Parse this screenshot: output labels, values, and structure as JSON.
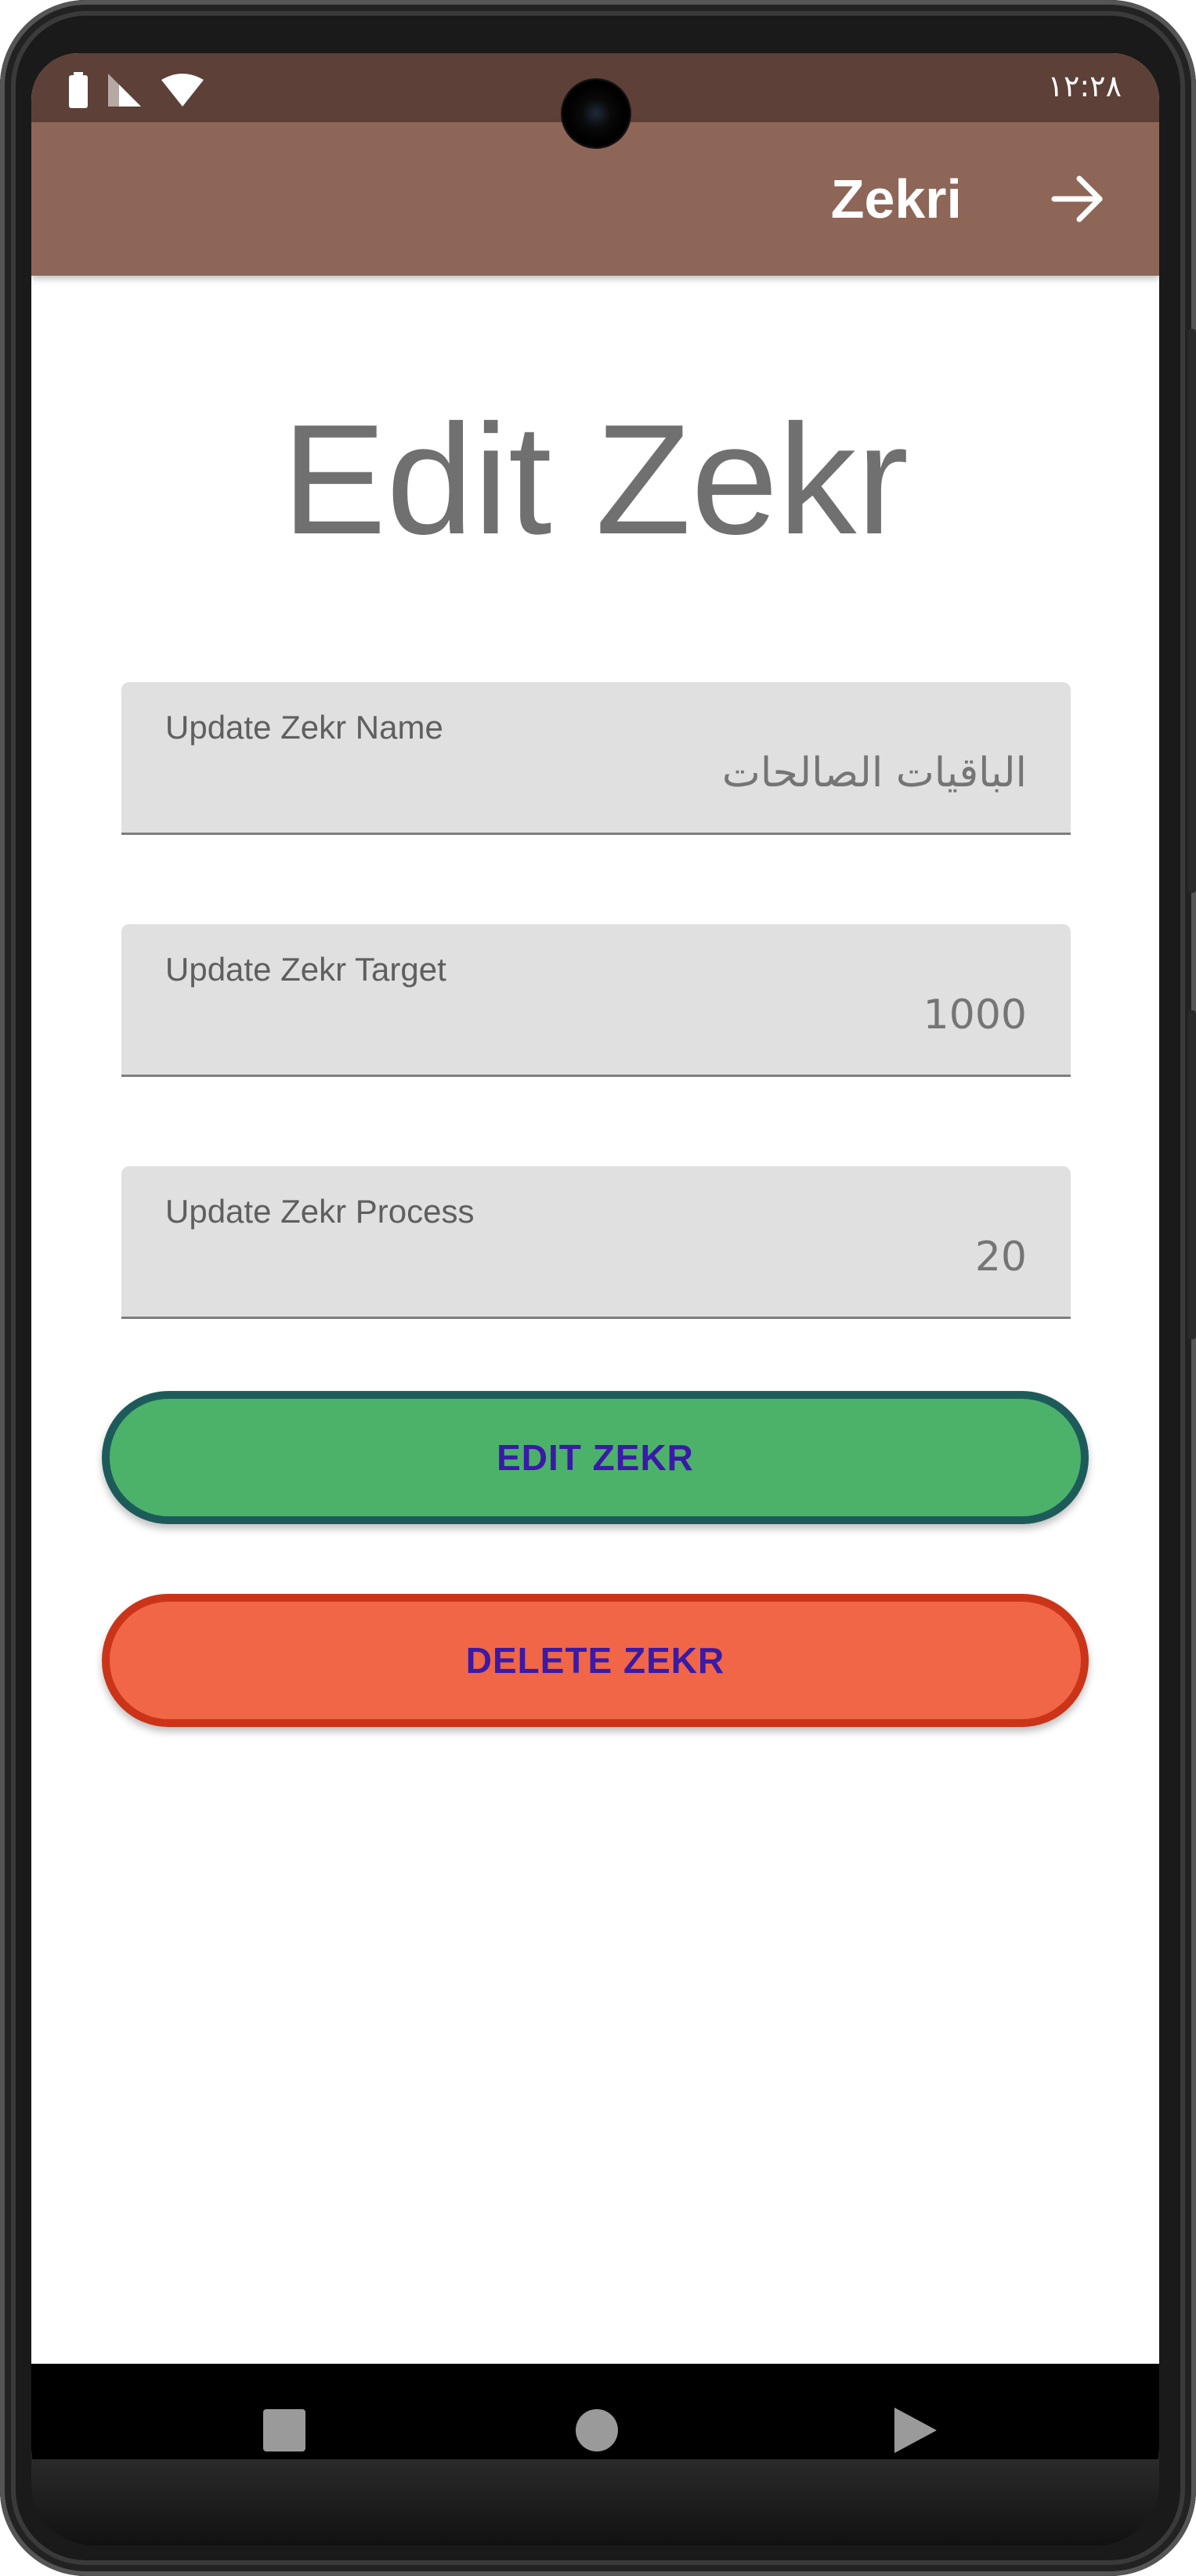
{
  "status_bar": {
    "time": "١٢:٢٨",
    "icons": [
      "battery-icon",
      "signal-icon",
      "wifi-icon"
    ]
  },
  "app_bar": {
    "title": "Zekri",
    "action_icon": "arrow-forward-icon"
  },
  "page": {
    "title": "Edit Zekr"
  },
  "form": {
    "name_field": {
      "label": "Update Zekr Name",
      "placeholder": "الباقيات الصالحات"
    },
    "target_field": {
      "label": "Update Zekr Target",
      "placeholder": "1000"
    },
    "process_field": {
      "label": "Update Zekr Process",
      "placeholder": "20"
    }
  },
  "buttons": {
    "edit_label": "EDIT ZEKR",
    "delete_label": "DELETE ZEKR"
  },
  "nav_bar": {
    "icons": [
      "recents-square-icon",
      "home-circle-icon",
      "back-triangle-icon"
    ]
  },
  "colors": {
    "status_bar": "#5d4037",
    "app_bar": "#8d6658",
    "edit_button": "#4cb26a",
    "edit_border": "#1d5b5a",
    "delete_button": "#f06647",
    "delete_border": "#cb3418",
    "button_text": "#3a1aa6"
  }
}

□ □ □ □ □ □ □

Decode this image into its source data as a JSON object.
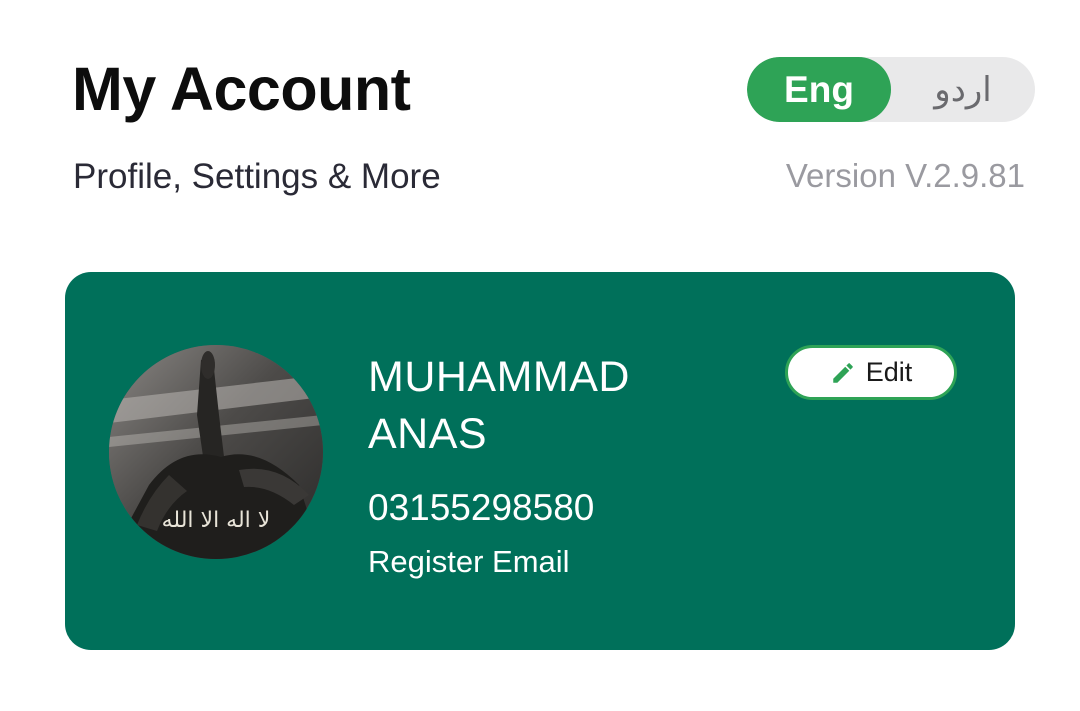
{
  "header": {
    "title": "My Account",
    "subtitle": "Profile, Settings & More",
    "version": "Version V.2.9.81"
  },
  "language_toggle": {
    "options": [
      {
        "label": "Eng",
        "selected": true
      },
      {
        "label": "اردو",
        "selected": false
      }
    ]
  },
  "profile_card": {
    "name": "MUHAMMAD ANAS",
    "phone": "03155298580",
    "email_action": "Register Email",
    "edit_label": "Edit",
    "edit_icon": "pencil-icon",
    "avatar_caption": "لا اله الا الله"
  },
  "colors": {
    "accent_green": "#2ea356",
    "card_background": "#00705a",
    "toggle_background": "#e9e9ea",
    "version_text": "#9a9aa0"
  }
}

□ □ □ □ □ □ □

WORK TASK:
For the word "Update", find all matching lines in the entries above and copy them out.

RESPONSE TO THIS TASK:
      "label": "Update Zekr Name",
      "label": "Update Zekr Target",
      "label": "Update Zekr Process",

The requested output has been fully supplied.